▸ **Try it**: Output the listing below, all of it, exactly as given.

══════

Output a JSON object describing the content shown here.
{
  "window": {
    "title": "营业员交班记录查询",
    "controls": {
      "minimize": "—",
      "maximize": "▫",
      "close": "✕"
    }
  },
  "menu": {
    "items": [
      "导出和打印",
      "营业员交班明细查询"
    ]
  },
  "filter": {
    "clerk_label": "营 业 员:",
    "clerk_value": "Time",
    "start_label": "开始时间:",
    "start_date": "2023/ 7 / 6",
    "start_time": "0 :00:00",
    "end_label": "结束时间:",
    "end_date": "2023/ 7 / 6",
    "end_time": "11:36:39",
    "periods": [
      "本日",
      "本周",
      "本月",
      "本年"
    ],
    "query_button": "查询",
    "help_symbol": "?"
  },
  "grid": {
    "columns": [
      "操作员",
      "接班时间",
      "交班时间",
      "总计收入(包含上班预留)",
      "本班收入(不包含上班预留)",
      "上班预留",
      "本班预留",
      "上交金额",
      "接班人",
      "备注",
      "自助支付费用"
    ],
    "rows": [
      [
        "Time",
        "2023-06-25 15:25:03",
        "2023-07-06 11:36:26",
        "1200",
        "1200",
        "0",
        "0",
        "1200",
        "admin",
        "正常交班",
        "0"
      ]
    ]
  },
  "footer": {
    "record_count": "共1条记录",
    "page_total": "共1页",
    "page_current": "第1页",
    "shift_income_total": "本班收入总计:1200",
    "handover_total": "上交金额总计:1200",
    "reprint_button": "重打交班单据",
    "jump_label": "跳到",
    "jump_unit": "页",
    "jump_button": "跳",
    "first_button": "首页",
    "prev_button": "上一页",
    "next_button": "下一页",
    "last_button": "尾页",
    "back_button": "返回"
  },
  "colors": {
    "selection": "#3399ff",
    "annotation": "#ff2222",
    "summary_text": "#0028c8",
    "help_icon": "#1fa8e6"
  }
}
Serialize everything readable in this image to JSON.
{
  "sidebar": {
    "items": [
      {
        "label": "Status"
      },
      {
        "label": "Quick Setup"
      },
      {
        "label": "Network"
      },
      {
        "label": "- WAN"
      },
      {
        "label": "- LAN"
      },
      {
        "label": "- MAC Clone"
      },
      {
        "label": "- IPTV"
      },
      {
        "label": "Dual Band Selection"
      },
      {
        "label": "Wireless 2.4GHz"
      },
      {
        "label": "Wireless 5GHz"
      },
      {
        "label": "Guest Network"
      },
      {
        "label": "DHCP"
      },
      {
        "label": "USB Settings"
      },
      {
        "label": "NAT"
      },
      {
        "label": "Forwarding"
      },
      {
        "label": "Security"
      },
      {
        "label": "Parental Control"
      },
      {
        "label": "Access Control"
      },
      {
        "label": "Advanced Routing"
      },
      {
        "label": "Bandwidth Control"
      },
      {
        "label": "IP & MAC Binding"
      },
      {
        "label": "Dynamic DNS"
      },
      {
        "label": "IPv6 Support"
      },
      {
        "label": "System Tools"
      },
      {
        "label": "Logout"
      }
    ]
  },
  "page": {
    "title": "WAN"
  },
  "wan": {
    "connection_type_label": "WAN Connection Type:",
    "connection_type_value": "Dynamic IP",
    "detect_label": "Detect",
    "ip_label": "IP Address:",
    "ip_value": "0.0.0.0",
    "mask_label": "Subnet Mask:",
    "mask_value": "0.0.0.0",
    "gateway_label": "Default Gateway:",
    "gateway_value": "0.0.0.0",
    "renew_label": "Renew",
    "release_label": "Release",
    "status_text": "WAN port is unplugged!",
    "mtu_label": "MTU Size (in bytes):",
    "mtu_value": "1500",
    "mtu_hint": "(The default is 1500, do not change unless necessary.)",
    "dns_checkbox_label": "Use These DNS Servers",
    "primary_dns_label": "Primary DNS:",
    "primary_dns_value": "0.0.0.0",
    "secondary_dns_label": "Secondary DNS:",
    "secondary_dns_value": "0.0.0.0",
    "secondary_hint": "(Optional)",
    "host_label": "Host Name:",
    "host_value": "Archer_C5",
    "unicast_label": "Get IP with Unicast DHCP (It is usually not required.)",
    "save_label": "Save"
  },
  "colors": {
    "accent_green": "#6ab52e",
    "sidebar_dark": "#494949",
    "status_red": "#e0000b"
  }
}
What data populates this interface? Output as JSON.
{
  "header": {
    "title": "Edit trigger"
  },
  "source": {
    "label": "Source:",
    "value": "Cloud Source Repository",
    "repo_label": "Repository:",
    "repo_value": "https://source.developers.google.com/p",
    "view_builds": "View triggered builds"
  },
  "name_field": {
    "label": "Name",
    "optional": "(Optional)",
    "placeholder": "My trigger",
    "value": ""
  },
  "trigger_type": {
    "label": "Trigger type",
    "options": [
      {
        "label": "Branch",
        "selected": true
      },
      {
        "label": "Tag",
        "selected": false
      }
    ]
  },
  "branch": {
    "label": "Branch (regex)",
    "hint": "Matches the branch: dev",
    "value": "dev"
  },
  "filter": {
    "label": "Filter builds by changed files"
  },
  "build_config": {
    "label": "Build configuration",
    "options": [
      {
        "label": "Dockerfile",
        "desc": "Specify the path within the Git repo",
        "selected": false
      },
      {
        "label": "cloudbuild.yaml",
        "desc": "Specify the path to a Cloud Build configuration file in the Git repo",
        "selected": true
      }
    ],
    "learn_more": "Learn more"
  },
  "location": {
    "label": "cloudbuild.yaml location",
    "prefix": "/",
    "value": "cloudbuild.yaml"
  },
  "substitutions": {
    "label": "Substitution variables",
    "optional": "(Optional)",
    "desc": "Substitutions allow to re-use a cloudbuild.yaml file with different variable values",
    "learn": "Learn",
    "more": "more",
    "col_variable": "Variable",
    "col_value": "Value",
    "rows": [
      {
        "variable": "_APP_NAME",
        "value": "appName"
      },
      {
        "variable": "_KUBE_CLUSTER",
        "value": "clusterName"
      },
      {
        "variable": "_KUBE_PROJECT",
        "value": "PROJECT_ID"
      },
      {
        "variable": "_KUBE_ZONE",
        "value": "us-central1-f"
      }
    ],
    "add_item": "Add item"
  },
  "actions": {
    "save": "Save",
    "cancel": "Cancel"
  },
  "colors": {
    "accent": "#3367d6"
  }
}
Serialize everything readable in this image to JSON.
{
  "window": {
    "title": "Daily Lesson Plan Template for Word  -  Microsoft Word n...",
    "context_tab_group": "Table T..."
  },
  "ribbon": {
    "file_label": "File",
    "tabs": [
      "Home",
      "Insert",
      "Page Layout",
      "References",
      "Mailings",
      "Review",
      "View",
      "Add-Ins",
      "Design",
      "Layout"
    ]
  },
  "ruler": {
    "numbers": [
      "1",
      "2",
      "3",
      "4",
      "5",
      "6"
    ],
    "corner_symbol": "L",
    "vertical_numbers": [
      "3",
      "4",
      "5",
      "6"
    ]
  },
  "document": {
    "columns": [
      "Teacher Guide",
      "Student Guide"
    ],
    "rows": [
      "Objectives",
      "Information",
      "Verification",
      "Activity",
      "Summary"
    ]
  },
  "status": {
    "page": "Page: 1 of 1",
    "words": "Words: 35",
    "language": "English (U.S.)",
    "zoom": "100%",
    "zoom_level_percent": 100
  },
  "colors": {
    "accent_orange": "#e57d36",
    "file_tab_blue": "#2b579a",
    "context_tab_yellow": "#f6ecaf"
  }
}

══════

▸ **Response area**:
Output a JSON object describing the content shown here.
{
  "window": {
    "title": "营业员交班记录查询",
    "controls": {
      "minimize": "—",
      "maximize": "▫",
      "close": "✕"
    }
  },
  "menu": {
    "items": [
      "导出和打印",
      "营业员交班明细查询"
    ]
  },
  "filter": {
    "clerk_label": "营 业 员:",
    "clerk_value": "Time",
    "start_label": "开始时间:",
    "start_date": "2023/ 7 / 6",
    "start_time": "0 :00:00",
    "end_label": "结束时间:",
    "end_date": "2023/ 7 / 6",
    "end_time": "11:36:39",
    "periods": [
      "本日",
      "本周",
      "本月",
      "本年"
    ],
    "query_button": "查询",
    "help_symbol": "?"
  },
  "grid": {
    "columns": [
      "操作员",
      "接班时间",
      "交班时间",
      "总计收入(包含上班预留)",
      "本班收入(不包含上班预留)",
      "上班预留",
      "本班预留",
      "上交金额",
      "接班人",
      "备注",
      "自助支付费用"
    ],
    "rows": [
      [
        "Time",
        "2023-06-25 15:25:03",
        "2023-07-06 11:36:26",
        "1200",
        "1200",
        "0",
        "0",
        "1200",
        "admin",
        "正常交班",
        "0"
      ]
    ]
  },
  "footer": {
    "record_count": "共1条记录",
    "page_total": "共1页",
    "page_current": "第1页",
    "shift_income_total": "本班收入总计:1200",
    "handover_total": "上交金额总计:1200",
    "reprint_button": "重打交班单据",
    "jump_label": "跳到",
    "jump_unit": "页",
    "jump_button": "跳",
    "first_button": "首页",
    "prev_button": "上一页",
    "next_button": "下一页",
    "last_button": "尾页",
    "back_button": "返回"
  },
  "colors": {
    "selection": "#3399ff",
    "annotation": "#ff2222",
    "summary_text": "#0028c8",
    "help_icon": "#1fa8e6"
  }
}
Serialize everything readable in this image to JSON.
{
  "sidebar": {
    "items": [
      {
        "label": "Status"
      },
      {
        "label": "Quick Setup"
      },
      {
        "label": "Network"
      },
      {
        "label": "- WAN"
      },
      {
        "label": "- LAN"
      },
      {
        "label": "- MAC Clone"
      },
      {
        "label": "- IPTV"
      },
      {
        "label": "Dual Band Selection"
      },
      {
        "label": "Wireless 2.4GHz"
      },
      {
        "label": "Wireless 5GHz"
      },
      {
        "label": "Guest Network"
      },
      {
        "label": "DHCP"
      },
      {
        "label": "USB Settings"
      },
      {
        "label": "NAT"
      },
      {
        "label": "Forwarding"
      },
      {
        "label": "Security"
      },
      {
        "label": "Parental Control"
      },
      {
        "label": "Access Control"
      },
      {
        "label": "Advanced Routing"
      },
      {
        "label": "Bandwidth Control"
      },
      {
        "label": "IP & MAC Binding"
      },
      {
        "label": "Dynamic DNS"
      },
      {
        "label": "IPv6 Support"
      },
      {
        "label": "System Tools"
      },
      {
        "label": "Logout"
      }
    ]
  },
  "page": {
    "title": "WAN"
  },
  "wan": {
    "connection_type_label": "WAN Connection Type:",
    "connection_type_value": "Dynamic IP",
    "detect_label": "Detect",
    "ip_label": "IP Address:",
    "ip_value": "0.0.0.0",
    "mask_label": "Subnet Mask:",
    "mask_value": "0.0.0.0",
    "gateway_label": "Default Gateway:",
    "gateway_value": "0.0.0.0",
    "renew_label": "Renew",
    "release_label": "Release",
    "status_text": "WAN port is unplugged!",
    "mtu_label": "MTU Size (in bytes):",
    "mtu_value": "1500",
    "mtu_hint": "(The default is 1500, do not change unless necessary.)",
    "dns_checkbox_label": "Use These DNS Servers",
    "primary_dns_label": "Primary DNS:",
    "primary_dns_value": "0.0.0.0",
    "secondary_dns_label": "Secondary DNS:",
    "secondary_dns_value": "0.0.0.0",
    "secondary_hint": "(Optional)",
    "host_label": "Host Name:",
    "host_value": "Archer_C5",
    "unicast_label": "Get IP with Unicast DHCP (It is usually not required.)",
    "save_label": "Save"
  },
  "colors": {
    "accent_green": "#6ab52e",
    "sidebar_dark": "#494949",
    "status_red": "#e0000b"
  }
}
What data populates this interface? Output as JSON.
{
  "header": {
    "title": "Edit trigger"
  },
  "source": {
    "label": "Source:",
    "value": "Cloud Source Repository",
    "repo_label": "Repository:",
    "repo_value": "https://source.developers.google.com/p",
    "view_builds": "View triggered builds"
  },
  "name_field": {
    "label": "Name",
    "optional": "(Optional)",
    "placeholder": "My trigger",
    "value": ""
  },
  "trigger_type": {
    "label": "Trigger type",
    "options": [
      {
        "label": "Branch",
        "selected": true
      },
      {
        "label": "Tag",
        "selected": false
      }
    ]
  },
  "branch": {
    "label": "Branch (regex)",
    "hint": "Matches the branch: dev",
    "value": "dev"
  },
  "filter": {
    "label": "Filter builds by changed files"
  },
  "build_config": {
    "label": "Build configuration",
    "options": [
      {
        "label": "Dockerfile",
        "desc": "Specify the path within the Git repo",
        "selected": false
      },
      {
        "label": "cloudbuild.yaml",
        "desc": "Specify the path to a Cloud Build configuration file in the Git repo",
        "selected": true
      }
    ],
    "learn_more": "Learn more"
  },
  "location": {
    "label": "cloudbuild.yaml location",
    "prefix": "/",
    "value": "cloudbuild.yaml"
  },
  "substitutions": {
    "label": "Substitution variables",
    "optional": "(Optional)",
    "desc": "Substitutions allow to re-use a cloudbuild.yaml file with different variable values",
    "learn": "Learn",
    "more": "more",
    "col_variable": "Variable",
    "col_value": "Value",
    "rows": [
      {
        "variable": "_APP_NAME",
        "value": "appName"
      },
      {
        "variable": "_KUBE_CLUSTER",
        "value": "clusterName"
      },
      {
        "variable": "_KUBE_PROJECT",
        "value": "PROJECT_ID"
      },
      {
        "variable": "_KUBE_ZONE",
        "value": "us-central1-f"
      }
    ],
    "add_item": "Add item"
  },
  "actions": {
    "save": "Save",
    "cancel": "Cancel"
  },
  "colors": {
    "accent": "#3367d6"
  }
}
Serialize everything readable in this image to JSON.
{
  "window": {
    "title": "Daily Lesson Plan Template for Word  -  Microsoft Word n...",
    "context_tab_group": "Table T..."
  },
  "ribbon": {
    "file_label": "File",
    "tabs": [
      "Home",
      "Insert",
      "Page Layout",
      "References",
      "Mailings",
      "Review",
      "View",
      "Add-Ins",
      "Design",
      "Layout"
    ]
  },
  "ruler": {
    "numbers": [
      "1",
      "2",
      "3",
      "4",
      "5",
      "6"
    ],
    "corner_symbol": "L",
    "vertical_numbers": [
      "3",
      "4",
      "5",
      "6"
    ]
  },
  "document": {
    "columns": [
      "Teacher Guide",
      "Student Guide"
    ],
    "rows": [
      "Objectives",
      "Information",
      "Verification",
      "Activity",
      "Summary"
    ]
  },
  "status": {
    "page": "Page: 1 of 1",
    "words": "Words: 35",
    "language": "English (U.S.)",
    "zoom": "100%",
    "zoom_level_percent": 100
  },
  "colors": {
    "accent_orange": "#e57d36",
    "file_tab_blue": "#2b579a",
    "context_tab_yellow": "#f6ecaf"
  }
}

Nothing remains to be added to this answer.